# [What the task asks]
Copy each line below holding "Update".

# [Data extracts]

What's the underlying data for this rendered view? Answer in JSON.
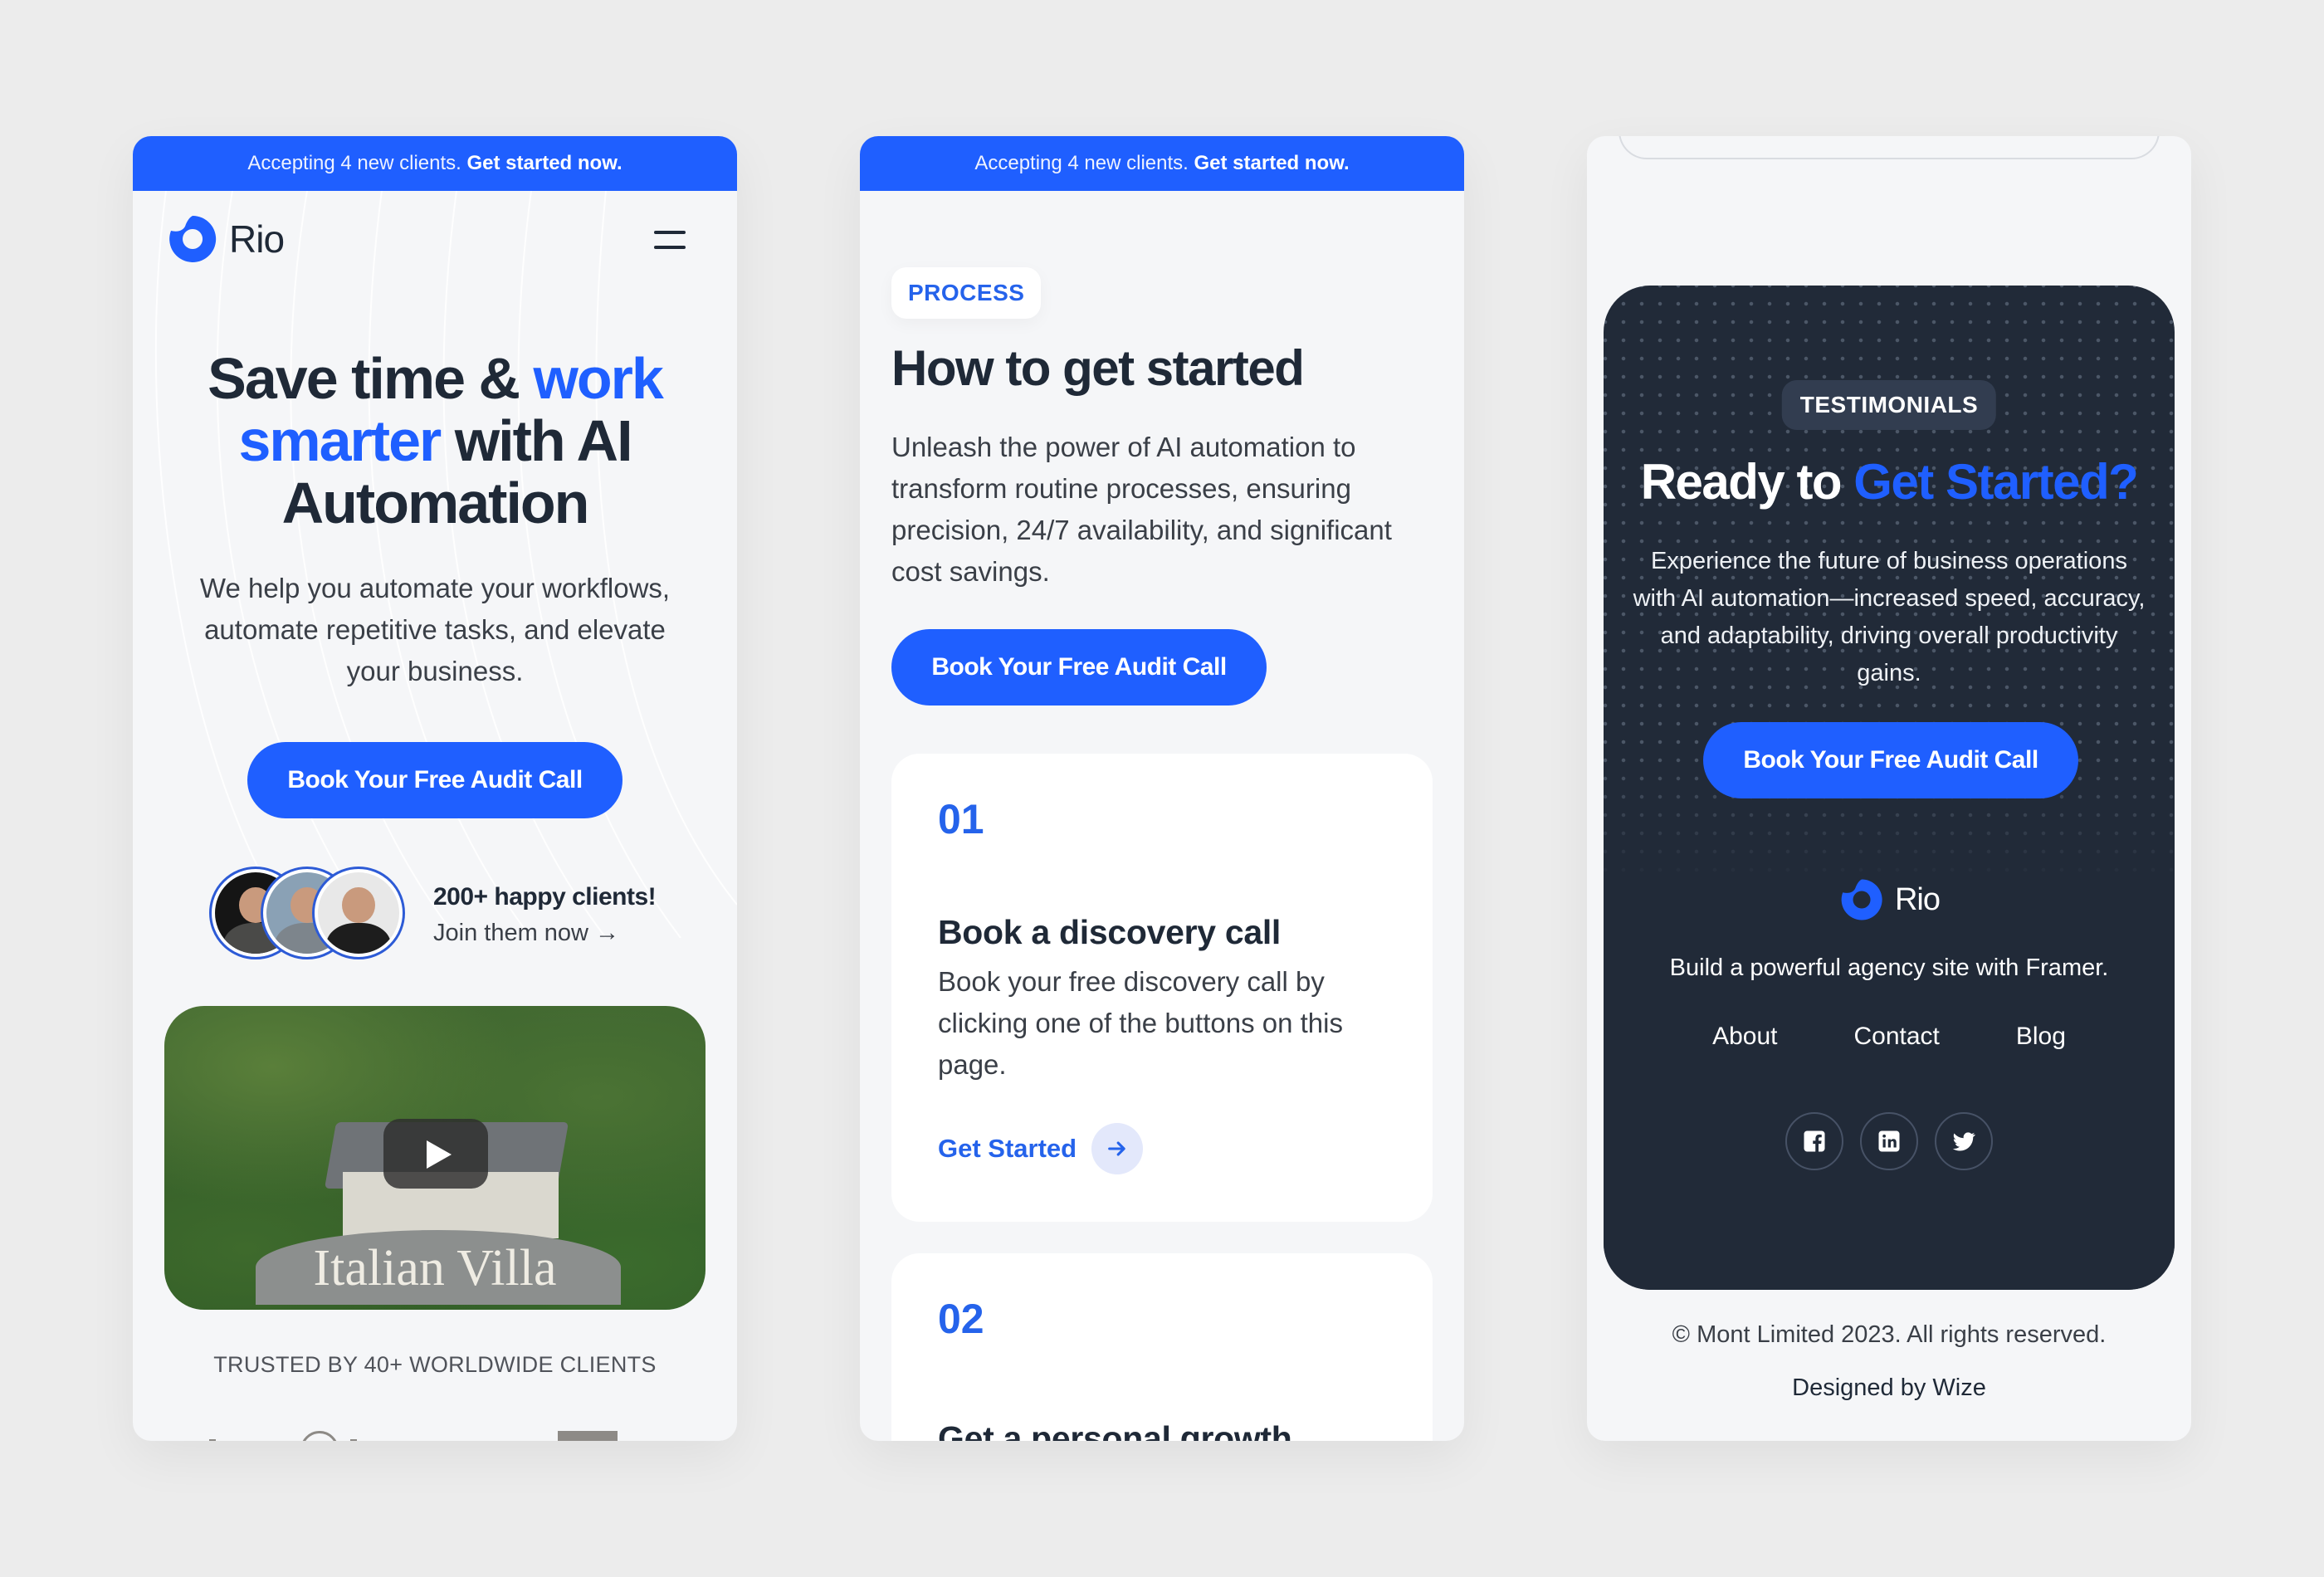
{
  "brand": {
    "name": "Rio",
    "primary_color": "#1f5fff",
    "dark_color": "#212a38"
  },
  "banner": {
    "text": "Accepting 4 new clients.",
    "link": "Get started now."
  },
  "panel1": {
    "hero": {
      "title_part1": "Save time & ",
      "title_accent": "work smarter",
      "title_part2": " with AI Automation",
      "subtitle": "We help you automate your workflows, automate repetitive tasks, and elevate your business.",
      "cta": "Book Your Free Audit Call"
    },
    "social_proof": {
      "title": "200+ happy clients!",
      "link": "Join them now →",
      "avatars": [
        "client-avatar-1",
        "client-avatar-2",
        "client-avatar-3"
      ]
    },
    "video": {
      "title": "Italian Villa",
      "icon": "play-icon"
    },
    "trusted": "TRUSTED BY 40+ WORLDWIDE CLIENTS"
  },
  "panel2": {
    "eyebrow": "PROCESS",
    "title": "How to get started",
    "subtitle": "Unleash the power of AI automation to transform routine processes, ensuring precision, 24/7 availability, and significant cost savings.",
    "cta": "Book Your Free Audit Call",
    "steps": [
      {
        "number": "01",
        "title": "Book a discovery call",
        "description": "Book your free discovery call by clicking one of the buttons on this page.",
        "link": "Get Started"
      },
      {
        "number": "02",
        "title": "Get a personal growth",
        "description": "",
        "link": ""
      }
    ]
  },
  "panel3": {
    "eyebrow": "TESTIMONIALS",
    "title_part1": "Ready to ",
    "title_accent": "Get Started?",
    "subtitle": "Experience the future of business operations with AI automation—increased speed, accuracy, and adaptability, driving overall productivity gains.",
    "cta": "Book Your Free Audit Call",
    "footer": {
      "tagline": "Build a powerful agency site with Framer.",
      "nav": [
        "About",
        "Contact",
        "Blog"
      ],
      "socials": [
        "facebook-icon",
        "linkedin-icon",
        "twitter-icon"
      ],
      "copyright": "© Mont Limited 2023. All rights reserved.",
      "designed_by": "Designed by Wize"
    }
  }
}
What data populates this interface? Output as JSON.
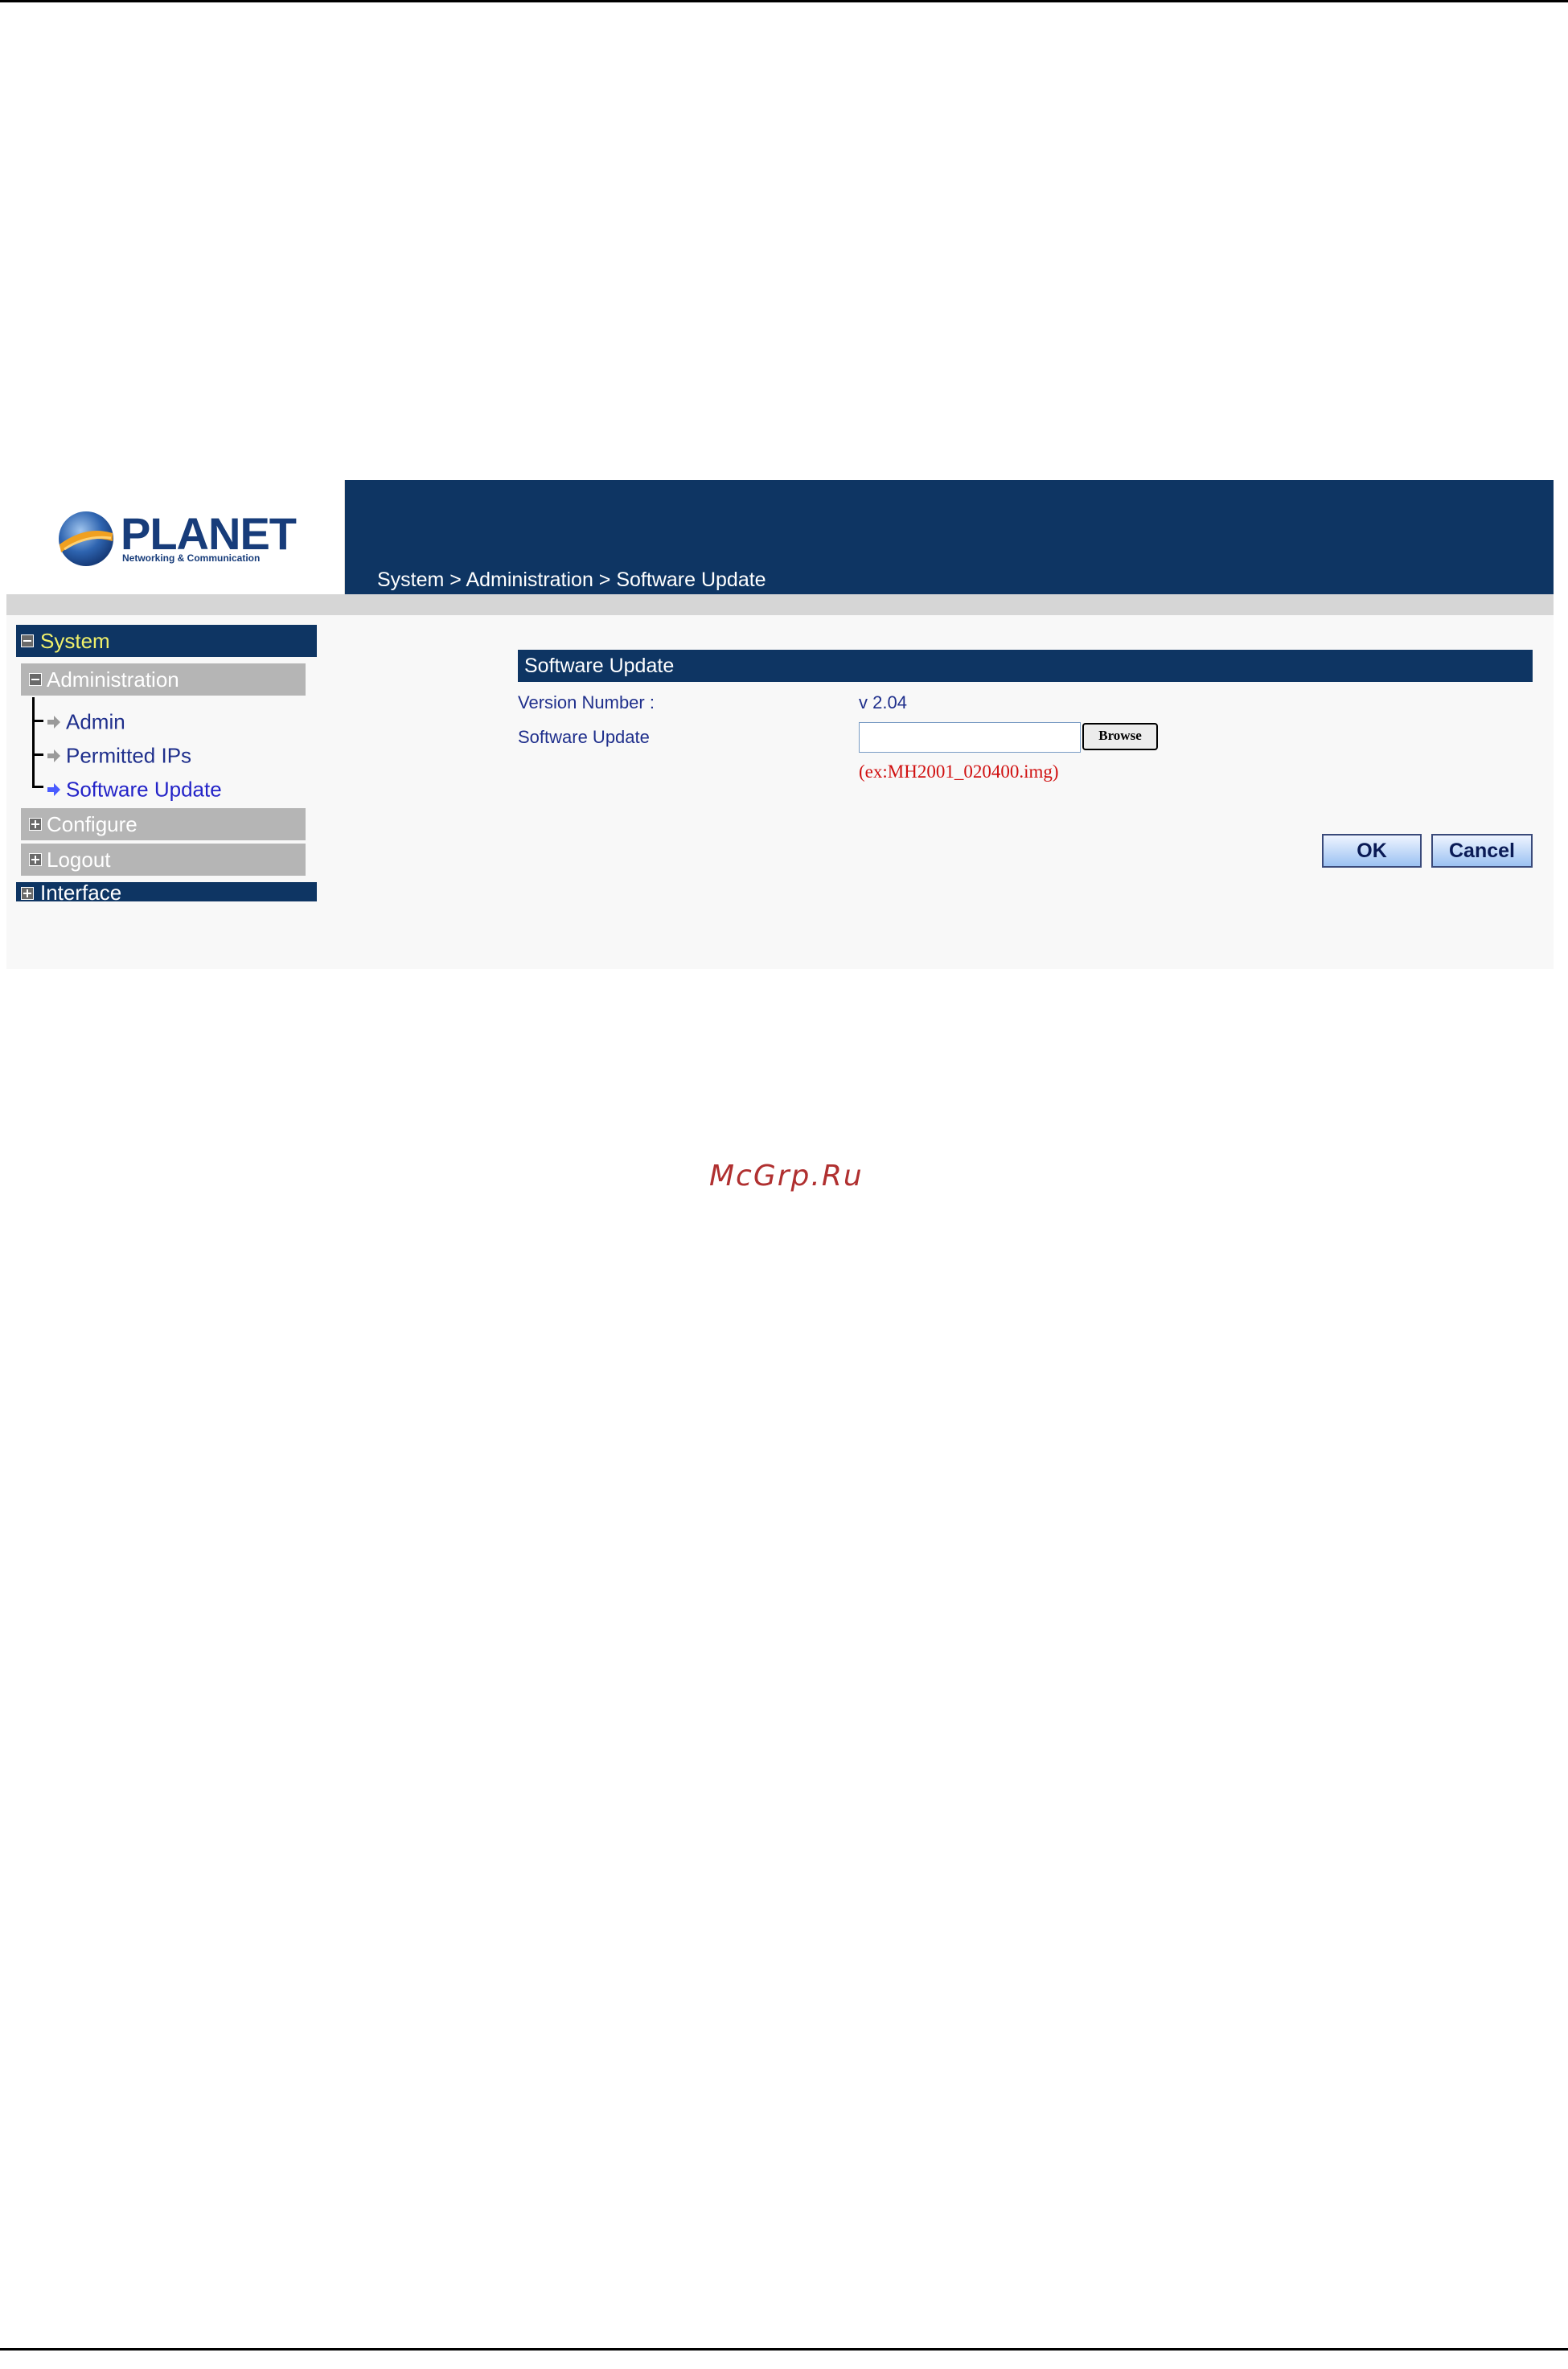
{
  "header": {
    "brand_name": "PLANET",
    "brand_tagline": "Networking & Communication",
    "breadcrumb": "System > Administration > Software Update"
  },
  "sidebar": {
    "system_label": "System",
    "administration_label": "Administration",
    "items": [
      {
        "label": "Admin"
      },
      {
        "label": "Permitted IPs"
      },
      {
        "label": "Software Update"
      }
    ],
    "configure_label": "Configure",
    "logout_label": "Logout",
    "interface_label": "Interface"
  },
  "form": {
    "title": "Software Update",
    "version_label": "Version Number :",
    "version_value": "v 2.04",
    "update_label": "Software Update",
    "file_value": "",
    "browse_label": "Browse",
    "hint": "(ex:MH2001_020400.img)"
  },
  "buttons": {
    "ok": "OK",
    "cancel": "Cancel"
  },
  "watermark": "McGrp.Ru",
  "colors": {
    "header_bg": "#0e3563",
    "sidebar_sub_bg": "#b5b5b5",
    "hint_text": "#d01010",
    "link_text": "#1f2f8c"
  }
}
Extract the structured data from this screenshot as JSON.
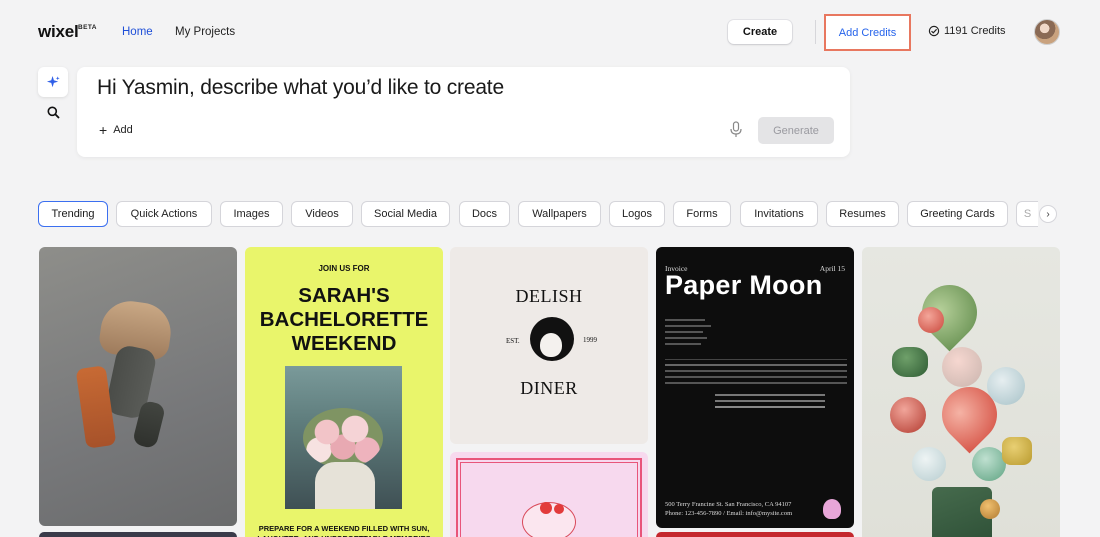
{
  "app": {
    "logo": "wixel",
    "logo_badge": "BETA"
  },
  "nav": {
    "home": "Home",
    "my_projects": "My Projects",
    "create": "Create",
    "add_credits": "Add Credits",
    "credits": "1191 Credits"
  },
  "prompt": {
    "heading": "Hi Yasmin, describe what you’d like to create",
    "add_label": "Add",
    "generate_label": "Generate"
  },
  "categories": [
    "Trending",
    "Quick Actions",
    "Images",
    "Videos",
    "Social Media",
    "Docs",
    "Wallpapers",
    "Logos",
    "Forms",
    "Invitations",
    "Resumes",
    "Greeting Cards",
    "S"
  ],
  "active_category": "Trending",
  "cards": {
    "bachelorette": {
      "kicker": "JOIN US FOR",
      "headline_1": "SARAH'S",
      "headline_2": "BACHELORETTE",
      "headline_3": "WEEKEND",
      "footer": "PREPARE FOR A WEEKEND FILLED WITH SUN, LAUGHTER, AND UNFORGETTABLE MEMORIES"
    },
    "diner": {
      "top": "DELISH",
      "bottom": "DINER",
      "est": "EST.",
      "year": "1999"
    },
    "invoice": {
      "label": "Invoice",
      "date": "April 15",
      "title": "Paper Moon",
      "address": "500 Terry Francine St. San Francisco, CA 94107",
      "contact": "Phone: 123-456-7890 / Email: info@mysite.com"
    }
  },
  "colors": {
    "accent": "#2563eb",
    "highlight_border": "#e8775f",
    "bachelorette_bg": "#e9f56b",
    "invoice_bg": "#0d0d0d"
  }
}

# [Output for this exercise]
    "breadcrumb": "System > Administration > Software Update"
        "label": "Software Update"
    "title": "Software Update",
    "update_label": "Software Update",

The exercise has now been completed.